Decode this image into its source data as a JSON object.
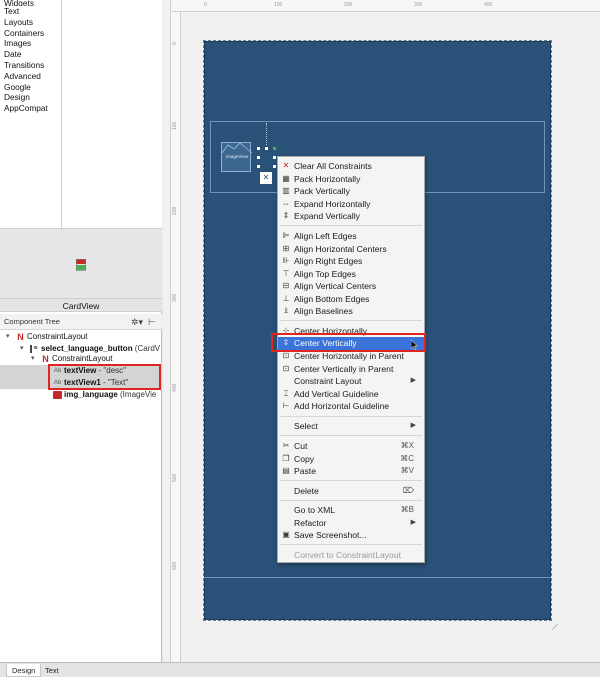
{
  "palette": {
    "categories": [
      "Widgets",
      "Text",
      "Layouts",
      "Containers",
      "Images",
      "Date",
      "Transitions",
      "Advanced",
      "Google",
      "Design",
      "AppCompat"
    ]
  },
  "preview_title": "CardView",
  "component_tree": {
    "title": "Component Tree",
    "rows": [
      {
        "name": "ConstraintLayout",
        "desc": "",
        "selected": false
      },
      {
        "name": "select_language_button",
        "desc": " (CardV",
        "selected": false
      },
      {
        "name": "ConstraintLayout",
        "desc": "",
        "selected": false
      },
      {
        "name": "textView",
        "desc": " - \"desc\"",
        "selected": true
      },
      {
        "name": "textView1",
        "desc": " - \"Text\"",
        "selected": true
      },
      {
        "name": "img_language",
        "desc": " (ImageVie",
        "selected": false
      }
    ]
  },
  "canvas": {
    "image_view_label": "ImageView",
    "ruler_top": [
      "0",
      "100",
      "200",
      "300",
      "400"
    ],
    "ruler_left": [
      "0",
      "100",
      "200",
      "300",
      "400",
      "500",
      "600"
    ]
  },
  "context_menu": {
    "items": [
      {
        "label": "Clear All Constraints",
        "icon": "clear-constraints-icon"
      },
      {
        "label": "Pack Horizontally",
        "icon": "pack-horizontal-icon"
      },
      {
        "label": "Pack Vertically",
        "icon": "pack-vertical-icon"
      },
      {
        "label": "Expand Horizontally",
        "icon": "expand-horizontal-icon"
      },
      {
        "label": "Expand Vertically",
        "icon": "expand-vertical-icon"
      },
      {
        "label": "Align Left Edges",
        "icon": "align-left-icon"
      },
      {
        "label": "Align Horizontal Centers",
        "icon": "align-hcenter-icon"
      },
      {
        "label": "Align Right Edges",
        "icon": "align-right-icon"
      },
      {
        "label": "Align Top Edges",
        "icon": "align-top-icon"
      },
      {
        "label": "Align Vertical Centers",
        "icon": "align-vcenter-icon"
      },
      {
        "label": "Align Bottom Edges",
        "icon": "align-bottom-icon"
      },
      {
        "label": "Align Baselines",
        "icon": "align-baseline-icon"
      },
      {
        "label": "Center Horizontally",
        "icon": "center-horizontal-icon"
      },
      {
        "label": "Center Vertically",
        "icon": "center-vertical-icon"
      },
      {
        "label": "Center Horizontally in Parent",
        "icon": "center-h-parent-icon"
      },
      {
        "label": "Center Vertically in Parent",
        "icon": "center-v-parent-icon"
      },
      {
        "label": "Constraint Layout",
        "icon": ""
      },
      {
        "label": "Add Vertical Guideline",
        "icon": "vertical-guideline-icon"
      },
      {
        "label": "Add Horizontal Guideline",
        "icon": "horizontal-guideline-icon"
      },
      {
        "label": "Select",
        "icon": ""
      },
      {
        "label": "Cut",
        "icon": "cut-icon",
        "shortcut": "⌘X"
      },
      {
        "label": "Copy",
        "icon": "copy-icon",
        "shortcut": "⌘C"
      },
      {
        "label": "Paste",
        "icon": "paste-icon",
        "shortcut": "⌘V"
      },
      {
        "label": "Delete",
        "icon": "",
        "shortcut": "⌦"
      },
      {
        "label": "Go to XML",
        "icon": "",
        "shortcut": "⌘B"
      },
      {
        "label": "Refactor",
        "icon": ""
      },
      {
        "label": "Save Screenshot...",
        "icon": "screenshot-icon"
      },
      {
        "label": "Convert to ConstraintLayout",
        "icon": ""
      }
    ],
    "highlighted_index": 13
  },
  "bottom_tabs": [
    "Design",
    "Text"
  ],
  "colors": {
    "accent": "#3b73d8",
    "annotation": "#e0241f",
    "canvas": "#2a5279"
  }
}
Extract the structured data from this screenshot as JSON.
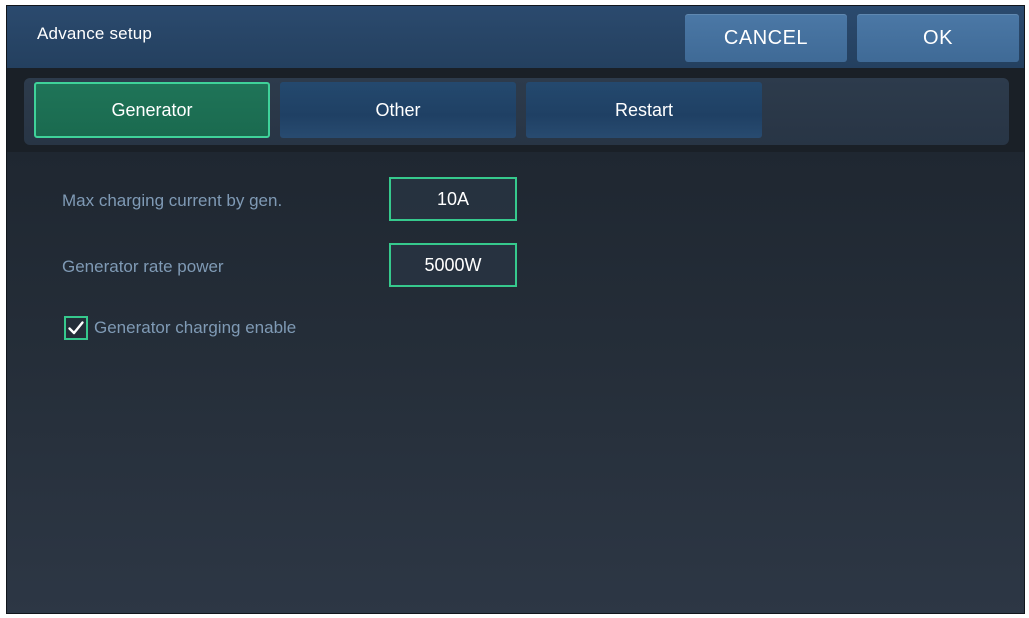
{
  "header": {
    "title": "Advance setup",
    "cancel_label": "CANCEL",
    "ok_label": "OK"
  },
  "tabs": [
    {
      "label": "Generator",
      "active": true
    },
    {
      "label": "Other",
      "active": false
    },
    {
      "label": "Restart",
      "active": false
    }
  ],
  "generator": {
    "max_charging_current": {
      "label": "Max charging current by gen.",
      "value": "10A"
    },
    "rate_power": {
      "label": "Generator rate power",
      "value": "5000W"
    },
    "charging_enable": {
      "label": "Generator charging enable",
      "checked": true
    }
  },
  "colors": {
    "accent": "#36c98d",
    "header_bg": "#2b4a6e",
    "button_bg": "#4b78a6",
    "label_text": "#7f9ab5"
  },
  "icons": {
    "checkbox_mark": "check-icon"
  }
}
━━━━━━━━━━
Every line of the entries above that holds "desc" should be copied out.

#### Final answer:
        "desc": "",
        "desc": " (CardV",
        "desc": "",
        "desc": " - \"desc\"",
        "desc": " - \"Text\"",
        "desc": " (ImageVie",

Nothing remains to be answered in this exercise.